**EXERCISE GOAL**
Each line of the data that includes "Users" must be copied.

= = = = = = =

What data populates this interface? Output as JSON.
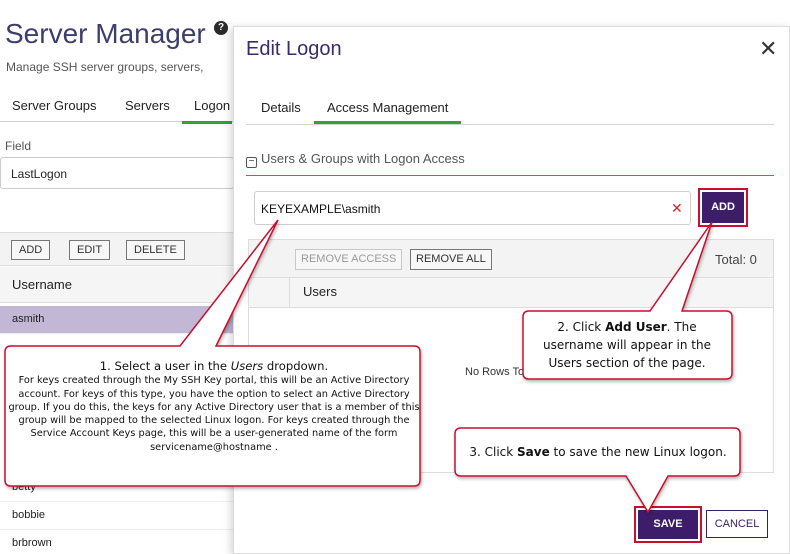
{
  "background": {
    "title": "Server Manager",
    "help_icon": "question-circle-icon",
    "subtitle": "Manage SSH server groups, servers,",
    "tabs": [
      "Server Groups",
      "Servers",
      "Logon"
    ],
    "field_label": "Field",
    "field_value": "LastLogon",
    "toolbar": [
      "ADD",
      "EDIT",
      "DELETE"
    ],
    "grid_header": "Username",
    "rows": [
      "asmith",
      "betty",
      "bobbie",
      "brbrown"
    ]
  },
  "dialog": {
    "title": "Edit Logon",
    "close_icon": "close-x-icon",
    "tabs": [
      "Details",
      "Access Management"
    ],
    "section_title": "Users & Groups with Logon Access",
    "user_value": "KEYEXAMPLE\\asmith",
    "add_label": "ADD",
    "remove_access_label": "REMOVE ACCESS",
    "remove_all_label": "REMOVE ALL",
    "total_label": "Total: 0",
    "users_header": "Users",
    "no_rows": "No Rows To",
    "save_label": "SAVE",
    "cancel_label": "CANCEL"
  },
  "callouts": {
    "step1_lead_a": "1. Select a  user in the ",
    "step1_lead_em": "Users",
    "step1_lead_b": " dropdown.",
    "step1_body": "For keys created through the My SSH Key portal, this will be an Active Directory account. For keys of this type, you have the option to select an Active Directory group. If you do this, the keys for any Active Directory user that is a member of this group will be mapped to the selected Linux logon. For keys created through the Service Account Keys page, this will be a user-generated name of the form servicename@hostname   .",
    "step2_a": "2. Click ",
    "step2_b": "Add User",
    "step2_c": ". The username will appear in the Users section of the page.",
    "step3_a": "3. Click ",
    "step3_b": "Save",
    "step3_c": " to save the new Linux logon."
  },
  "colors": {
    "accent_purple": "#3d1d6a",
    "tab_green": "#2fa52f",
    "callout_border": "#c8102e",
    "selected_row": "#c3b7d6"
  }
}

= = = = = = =

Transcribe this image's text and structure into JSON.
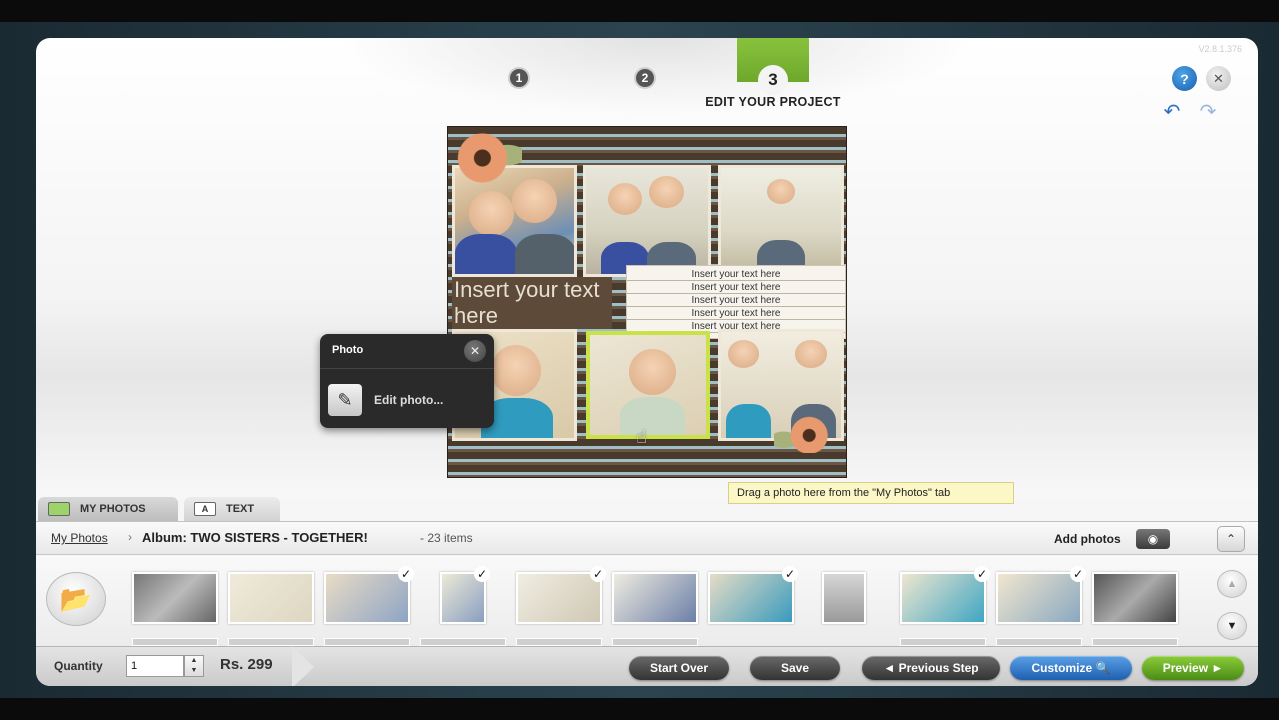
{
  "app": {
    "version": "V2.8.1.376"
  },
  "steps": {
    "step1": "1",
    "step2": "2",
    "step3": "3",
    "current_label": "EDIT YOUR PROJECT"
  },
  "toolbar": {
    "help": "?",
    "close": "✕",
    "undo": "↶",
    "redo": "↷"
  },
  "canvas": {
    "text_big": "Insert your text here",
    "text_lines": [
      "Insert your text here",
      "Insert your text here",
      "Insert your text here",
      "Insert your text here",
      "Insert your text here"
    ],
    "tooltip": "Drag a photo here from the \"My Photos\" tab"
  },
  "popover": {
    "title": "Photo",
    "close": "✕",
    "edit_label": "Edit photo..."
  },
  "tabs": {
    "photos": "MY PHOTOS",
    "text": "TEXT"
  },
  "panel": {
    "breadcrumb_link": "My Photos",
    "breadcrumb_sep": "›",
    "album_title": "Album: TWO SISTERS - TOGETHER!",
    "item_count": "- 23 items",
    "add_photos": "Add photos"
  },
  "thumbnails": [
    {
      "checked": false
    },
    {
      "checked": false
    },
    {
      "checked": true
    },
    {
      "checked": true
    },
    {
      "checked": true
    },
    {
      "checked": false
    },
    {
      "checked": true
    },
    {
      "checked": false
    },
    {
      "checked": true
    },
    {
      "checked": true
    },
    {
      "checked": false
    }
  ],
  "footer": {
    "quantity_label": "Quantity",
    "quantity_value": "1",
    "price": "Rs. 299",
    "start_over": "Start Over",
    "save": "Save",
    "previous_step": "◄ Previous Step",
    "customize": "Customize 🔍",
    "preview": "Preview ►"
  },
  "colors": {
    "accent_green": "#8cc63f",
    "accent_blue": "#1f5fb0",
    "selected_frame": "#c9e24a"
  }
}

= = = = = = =

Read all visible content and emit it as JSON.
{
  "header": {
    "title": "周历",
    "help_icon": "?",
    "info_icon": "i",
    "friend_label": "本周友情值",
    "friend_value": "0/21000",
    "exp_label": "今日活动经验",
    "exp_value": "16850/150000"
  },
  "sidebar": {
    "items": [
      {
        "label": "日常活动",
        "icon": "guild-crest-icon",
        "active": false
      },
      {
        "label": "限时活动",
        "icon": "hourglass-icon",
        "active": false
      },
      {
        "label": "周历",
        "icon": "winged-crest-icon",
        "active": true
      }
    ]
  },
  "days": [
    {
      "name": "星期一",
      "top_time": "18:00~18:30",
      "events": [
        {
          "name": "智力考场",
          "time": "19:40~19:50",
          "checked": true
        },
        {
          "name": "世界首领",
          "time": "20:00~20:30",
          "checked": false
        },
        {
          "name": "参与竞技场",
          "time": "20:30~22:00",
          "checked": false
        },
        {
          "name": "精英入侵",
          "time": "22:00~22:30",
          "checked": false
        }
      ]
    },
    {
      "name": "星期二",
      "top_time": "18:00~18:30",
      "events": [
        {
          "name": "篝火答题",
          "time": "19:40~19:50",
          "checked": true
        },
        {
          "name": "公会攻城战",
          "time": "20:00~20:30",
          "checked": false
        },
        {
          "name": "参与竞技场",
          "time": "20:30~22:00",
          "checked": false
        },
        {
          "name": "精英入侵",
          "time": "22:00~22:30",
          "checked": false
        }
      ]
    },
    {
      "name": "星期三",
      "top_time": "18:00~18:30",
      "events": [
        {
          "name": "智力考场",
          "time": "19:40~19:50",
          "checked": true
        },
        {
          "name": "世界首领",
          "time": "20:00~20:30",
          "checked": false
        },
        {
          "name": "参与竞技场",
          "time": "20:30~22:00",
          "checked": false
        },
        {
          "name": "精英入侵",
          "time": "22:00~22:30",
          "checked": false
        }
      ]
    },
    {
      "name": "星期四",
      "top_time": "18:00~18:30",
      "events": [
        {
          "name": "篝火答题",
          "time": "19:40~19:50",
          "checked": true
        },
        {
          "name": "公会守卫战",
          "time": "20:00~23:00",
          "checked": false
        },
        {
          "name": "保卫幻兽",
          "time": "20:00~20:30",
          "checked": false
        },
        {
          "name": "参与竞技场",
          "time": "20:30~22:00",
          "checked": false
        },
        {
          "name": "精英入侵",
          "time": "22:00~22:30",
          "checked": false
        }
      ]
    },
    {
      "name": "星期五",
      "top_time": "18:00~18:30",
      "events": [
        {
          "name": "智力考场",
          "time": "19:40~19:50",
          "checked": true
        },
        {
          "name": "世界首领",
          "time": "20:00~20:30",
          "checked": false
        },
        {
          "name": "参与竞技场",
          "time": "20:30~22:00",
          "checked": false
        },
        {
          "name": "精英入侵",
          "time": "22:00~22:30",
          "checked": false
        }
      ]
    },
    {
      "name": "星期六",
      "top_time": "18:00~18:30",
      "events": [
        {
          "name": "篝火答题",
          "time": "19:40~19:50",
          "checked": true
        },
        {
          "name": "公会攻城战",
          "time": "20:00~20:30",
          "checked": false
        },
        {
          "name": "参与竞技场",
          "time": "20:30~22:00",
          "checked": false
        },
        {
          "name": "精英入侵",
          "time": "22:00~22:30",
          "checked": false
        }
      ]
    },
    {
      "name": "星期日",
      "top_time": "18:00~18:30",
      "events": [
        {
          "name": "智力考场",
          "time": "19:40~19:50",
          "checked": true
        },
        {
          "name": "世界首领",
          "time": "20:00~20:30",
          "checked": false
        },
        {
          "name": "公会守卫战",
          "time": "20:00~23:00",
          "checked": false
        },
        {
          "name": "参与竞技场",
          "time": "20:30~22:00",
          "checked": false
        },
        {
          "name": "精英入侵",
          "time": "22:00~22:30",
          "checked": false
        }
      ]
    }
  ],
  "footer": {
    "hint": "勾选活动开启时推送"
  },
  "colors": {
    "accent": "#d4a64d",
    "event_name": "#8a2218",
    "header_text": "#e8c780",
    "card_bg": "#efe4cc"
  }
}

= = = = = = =

**PROBLEM SOLUTION**
    "section_title": "Users & Groups with Logon Access",
    "users_header": "Users",
    "step1_lead_em": "Users",
    "step2_c": ". The username will appear in the Users section of the page.",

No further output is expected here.